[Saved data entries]
———
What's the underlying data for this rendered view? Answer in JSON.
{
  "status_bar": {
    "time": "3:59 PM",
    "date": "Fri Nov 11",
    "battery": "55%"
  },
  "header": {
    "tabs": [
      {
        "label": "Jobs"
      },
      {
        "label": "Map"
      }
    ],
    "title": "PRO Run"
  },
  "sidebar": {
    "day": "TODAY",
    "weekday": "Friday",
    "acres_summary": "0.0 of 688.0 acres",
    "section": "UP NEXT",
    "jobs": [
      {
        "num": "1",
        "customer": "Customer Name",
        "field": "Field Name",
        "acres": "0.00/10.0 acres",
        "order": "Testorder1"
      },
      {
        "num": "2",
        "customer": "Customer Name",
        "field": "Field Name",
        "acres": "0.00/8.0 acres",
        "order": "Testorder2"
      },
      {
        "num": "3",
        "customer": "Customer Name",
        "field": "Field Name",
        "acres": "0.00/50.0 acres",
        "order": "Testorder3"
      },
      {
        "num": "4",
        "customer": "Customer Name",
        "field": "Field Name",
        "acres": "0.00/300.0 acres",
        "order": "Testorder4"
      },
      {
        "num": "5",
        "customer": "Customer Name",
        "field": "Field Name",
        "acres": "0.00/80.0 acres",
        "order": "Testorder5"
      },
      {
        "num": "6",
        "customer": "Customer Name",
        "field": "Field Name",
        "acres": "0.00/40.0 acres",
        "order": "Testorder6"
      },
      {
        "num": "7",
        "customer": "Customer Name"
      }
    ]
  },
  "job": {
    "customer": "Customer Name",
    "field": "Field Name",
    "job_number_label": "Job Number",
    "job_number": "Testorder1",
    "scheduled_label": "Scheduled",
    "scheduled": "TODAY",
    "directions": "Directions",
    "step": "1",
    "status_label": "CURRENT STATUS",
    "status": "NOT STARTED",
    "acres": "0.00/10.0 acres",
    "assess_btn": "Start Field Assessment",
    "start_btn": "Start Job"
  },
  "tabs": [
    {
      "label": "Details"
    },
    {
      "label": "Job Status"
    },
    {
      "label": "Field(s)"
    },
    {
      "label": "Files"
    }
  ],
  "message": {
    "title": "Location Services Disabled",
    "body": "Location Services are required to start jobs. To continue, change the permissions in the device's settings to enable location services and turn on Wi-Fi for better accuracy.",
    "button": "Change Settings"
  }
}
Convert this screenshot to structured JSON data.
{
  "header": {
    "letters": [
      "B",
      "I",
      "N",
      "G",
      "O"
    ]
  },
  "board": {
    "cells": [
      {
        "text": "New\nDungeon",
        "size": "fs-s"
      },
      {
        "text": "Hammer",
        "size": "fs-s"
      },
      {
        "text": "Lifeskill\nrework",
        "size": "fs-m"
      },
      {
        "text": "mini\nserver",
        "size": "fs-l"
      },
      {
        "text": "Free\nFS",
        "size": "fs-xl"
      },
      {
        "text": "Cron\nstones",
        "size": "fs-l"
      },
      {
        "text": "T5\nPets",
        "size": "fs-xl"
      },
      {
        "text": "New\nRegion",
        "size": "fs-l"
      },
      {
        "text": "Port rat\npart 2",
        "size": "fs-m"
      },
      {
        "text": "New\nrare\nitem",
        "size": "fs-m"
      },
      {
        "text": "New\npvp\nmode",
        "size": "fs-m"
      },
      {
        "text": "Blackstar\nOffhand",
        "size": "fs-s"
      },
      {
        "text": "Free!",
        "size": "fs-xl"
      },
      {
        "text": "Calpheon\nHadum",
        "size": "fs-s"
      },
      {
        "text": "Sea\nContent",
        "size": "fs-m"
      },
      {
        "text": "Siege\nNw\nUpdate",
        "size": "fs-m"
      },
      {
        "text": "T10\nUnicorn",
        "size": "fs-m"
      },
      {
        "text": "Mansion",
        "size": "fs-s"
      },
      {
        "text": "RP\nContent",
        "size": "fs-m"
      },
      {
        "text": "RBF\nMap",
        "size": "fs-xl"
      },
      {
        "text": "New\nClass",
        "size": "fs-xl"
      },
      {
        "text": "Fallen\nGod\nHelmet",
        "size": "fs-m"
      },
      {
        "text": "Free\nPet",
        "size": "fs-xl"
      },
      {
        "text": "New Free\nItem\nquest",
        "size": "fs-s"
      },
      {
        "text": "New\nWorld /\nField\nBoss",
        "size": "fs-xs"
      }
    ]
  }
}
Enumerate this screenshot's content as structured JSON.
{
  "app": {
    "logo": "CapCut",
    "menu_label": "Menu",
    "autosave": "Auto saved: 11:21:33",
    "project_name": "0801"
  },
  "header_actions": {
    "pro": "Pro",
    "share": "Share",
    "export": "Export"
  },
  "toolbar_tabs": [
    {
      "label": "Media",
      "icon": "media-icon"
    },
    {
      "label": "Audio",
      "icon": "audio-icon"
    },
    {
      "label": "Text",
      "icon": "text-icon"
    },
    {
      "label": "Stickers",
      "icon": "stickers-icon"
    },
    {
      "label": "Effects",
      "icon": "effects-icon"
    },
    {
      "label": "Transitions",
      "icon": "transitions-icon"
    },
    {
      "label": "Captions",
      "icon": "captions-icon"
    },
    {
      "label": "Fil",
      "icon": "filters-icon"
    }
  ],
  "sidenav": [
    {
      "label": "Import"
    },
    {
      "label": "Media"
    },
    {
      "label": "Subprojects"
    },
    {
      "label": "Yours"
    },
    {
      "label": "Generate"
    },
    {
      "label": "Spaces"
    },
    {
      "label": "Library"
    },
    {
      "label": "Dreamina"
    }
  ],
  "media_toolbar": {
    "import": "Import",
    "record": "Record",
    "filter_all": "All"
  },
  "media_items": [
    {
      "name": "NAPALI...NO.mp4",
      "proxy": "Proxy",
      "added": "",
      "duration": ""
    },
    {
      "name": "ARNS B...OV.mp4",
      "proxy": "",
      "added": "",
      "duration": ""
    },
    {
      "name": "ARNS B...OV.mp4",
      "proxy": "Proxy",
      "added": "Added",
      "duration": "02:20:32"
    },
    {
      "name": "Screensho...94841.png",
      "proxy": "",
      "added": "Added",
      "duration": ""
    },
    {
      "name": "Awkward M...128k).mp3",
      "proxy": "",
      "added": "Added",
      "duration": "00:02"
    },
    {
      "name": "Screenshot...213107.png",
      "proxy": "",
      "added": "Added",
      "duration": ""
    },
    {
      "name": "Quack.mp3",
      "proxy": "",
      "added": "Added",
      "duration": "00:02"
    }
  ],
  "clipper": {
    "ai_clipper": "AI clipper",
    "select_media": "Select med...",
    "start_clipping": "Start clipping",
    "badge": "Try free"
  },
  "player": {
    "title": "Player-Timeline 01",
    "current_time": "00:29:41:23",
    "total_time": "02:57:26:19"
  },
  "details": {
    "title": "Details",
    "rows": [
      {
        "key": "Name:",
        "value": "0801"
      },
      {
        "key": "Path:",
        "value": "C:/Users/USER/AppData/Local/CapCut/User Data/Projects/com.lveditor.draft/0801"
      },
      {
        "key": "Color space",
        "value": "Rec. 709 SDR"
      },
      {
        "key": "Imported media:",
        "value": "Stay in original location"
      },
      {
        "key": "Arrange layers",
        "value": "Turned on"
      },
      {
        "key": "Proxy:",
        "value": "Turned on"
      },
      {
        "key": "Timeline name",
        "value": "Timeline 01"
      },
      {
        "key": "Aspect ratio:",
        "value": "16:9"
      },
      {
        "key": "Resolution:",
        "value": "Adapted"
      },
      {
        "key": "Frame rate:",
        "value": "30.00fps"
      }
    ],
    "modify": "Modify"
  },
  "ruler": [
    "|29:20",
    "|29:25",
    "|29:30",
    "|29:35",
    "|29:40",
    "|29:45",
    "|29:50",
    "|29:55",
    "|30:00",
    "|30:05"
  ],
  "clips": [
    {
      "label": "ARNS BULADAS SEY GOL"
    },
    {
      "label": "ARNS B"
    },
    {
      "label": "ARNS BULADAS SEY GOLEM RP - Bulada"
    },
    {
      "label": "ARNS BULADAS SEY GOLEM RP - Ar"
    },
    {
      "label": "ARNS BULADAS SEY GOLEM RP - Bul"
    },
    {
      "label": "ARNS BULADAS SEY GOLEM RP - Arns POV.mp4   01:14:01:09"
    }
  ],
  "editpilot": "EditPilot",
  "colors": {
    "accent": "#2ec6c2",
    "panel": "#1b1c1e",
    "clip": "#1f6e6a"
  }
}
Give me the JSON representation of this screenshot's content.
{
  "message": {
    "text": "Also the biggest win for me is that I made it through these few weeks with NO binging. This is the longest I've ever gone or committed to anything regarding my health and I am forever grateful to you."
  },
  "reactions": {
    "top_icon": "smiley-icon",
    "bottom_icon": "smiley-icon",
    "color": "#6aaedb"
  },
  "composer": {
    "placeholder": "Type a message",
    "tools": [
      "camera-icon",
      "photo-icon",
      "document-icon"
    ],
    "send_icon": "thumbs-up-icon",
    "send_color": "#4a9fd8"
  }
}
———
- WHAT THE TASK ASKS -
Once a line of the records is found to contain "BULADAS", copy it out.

- TASK OUTPUT -
      "label": "ARNS BULADAS SEY GOL"
      "label": "ARNS BULADAS SEY GOLEM RP - Bulada"
      "label": "ARNS BULADAS SEY GOLEM RP - Ar"
      "label": "ARNS BULADAS SEY GOLEM RP - Bul"
      "label": "ARNS BULADAS SEY GOLEM RP - Arns POV.mp4   01:14:01:09"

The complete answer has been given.